As dawn broke everything changed. I was joined by Mark Rochester and Galen Reynolds and suddenly we were scooting along. By the White House pub at around 11am, we had rebuilt that three-hour buffer plus change. With some 32 miles to go, it was beginning to feel a done deal. People were turning up to run with me, friends surprising me, strangers cheering me on. I relaxed too much. I forgot to eat and drink. I bonked. Wessenden Moore sapped the life out of me. Black Hill felt like a Himalayan mountain. My three-hour advantage felt like sand running through my hands.
Spinksy re-joined me, with David Riley, Paul Clough and Jamie Rutherford for the final stretch, 16 miles over Bleaklow and the iconic Kinder plateau. There was still a chance I could break the record by three hours. I regretted telling Nicky that. She grabbed my schedule and shot up Bleaklow. I had my lungs in my mouth trying to keep up. Devil's Dike was a torturous labyrinth, Nicky constantly disappearing around a corner ahead. At Snake Pass, Jamie saved me from tumbling into the road ahead of a car.
"I don't care about the three hours anymore, Nicky!" I yelled, more than once, as we chugged over the flagstones towards Kinder. She pretended not to hear me. She didn't want me to have any regrets, she told me later. I sort of hated her, for a bit.
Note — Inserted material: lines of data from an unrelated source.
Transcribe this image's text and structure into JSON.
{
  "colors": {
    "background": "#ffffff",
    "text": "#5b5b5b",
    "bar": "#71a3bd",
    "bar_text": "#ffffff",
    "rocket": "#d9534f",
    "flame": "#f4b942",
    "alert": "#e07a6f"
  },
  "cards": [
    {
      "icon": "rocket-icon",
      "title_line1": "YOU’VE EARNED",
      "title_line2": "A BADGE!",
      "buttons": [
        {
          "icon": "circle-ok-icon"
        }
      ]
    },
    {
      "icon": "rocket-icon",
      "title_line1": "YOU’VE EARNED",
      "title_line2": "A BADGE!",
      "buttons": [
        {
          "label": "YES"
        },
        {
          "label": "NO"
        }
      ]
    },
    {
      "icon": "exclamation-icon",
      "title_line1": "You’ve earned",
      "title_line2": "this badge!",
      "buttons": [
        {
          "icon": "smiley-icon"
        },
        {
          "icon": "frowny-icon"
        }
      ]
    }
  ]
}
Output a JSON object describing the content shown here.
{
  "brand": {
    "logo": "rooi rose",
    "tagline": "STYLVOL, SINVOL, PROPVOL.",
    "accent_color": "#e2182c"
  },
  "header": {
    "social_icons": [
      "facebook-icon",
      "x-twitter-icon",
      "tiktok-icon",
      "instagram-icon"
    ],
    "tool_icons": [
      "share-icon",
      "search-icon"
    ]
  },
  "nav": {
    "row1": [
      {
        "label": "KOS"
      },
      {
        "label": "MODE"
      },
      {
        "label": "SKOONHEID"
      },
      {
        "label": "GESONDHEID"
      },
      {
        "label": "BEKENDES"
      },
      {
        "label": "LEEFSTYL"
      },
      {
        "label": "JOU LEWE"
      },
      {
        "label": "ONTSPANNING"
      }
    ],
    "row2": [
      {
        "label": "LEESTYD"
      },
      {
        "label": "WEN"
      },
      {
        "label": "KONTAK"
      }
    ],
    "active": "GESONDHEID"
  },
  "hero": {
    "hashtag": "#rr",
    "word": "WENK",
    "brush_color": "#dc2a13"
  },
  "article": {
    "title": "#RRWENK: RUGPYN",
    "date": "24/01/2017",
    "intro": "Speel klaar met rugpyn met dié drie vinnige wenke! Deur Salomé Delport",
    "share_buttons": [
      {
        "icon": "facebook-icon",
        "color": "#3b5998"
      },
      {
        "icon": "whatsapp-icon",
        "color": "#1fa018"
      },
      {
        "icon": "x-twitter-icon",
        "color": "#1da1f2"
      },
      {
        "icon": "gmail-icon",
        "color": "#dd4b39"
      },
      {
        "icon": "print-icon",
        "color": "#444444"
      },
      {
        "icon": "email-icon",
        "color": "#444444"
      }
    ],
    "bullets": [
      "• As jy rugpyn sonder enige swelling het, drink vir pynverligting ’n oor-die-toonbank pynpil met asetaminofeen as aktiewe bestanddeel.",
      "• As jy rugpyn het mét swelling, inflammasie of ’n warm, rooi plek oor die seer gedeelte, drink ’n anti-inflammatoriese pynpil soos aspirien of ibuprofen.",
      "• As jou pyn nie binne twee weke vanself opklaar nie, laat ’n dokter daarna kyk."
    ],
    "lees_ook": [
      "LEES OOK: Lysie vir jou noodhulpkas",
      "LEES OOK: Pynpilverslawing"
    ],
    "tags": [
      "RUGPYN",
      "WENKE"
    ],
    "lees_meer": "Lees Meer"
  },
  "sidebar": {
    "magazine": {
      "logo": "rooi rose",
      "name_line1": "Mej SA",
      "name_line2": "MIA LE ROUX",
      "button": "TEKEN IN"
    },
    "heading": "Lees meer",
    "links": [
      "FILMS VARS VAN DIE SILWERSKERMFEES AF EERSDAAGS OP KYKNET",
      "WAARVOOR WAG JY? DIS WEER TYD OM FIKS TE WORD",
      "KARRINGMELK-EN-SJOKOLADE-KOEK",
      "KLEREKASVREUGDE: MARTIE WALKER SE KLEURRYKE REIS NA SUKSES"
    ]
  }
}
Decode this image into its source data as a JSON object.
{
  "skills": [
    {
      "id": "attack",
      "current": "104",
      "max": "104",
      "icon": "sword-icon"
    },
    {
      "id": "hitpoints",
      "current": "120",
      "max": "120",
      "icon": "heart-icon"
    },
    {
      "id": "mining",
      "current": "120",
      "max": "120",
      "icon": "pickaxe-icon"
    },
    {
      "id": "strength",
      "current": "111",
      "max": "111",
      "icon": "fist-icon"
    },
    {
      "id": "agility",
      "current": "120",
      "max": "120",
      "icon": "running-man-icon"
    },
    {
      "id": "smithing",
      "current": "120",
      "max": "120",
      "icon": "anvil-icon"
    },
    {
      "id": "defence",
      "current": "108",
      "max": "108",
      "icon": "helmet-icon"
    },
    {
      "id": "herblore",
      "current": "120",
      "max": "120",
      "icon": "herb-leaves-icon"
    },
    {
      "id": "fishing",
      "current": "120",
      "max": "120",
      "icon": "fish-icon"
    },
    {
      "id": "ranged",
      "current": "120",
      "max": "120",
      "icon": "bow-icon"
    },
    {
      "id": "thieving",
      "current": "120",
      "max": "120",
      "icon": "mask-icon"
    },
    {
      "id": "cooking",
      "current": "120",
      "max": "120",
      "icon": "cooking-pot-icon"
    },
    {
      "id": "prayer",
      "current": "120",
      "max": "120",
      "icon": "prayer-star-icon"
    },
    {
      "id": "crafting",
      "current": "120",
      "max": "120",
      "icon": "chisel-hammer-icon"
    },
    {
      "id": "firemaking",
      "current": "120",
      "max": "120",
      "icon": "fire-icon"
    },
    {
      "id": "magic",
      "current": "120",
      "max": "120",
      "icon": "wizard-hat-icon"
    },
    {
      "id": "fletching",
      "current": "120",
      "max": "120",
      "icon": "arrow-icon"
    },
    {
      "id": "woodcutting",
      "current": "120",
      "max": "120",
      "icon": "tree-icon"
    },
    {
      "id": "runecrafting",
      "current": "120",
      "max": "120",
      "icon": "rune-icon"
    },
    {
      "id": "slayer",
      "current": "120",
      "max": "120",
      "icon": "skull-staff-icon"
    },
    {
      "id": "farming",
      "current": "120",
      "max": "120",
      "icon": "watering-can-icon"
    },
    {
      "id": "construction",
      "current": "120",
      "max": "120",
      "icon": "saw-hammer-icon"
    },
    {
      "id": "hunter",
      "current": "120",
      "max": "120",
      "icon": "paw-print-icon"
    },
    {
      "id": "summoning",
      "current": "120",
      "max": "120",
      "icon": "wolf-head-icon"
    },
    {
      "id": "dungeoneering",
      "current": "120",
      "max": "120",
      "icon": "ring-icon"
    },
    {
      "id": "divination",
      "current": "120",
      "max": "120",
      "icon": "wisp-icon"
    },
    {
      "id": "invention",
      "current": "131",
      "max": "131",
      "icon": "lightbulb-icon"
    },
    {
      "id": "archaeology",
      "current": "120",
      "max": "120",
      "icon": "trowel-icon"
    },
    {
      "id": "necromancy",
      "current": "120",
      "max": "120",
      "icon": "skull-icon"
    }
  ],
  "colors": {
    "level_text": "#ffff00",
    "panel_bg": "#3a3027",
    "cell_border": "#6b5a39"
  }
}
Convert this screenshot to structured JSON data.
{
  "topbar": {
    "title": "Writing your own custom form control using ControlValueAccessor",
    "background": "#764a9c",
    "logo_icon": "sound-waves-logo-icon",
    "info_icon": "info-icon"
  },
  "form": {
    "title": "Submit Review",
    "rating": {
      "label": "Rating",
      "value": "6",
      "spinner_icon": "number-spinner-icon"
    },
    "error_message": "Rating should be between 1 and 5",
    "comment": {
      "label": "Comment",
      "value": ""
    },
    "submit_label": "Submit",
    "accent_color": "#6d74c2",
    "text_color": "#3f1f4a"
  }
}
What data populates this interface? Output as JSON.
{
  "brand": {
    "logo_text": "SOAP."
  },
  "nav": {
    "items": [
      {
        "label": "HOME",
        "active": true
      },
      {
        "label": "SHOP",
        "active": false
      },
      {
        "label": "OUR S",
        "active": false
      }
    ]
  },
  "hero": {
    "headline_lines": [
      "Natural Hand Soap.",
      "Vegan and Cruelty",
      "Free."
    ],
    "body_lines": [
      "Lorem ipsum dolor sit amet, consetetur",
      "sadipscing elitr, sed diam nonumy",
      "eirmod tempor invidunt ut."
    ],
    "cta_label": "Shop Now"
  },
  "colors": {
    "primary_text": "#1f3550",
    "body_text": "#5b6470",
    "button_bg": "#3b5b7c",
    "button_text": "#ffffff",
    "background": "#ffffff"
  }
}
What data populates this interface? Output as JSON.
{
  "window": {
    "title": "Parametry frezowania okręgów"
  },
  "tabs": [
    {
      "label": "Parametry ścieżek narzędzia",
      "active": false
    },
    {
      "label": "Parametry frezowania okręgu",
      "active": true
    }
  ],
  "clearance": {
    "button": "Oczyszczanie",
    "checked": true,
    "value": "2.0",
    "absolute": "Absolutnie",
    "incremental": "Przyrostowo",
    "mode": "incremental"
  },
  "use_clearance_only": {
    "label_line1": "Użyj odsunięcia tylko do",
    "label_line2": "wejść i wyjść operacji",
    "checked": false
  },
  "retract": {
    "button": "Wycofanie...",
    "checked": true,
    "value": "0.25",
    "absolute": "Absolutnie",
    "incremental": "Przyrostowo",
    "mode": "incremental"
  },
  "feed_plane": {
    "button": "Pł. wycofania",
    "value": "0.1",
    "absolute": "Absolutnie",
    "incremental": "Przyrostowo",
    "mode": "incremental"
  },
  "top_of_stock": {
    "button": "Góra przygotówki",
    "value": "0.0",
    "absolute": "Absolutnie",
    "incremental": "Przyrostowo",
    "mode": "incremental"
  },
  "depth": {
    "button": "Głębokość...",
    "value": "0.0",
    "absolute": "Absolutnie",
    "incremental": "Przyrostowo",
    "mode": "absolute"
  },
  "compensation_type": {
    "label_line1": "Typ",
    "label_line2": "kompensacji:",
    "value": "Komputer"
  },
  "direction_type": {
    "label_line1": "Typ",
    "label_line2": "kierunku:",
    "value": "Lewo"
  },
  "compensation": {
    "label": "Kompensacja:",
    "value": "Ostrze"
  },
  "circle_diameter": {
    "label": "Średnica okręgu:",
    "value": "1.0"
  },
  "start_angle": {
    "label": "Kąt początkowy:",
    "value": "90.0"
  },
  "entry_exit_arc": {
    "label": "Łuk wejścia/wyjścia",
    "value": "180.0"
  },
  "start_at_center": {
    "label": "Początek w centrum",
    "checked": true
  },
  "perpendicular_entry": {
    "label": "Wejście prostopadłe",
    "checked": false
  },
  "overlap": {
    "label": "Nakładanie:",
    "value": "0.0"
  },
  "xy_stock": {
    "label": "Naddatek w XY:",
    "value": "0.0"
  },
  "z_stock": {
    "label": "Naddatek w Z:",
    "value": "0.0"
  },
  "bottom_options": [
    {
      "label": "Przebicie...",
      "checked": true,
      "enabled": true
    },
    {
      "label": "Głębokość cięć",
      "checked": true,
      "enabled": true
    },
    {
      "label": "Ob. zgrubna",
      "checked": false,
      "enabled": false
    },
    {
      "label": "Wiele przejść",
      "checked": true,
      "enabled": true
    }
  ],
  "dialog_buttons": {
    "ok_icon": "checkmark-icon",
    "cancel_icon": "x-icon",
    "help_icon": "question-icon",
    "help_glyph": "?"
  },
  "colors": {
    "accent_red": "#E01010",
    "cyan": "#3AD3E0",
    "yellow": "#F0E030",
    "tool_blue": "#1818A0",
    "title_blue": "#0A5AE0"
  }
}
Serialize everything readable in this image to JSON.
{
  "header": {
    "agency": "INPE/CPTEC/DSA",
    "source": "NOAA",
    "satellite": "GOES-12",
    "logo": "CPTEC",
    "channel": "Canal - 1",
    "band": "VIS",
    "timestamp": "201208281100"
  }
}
Finally we tumbled down Jacobs Ladder and into hallowed Edale. I touched the wall of the Old Nags Head and stopped my Suunto at 61 hours, 35 minutes and 15 seconds.
I felt overwhelmed. Very grateful. And quite tired. A chair was pushed towards me and soon a magnificent pint of ale was in my unsteady hands.
Damian's book about running records/FKTs will be published by Vertebrate in May.
All images: inov-8/Dave MacFarlane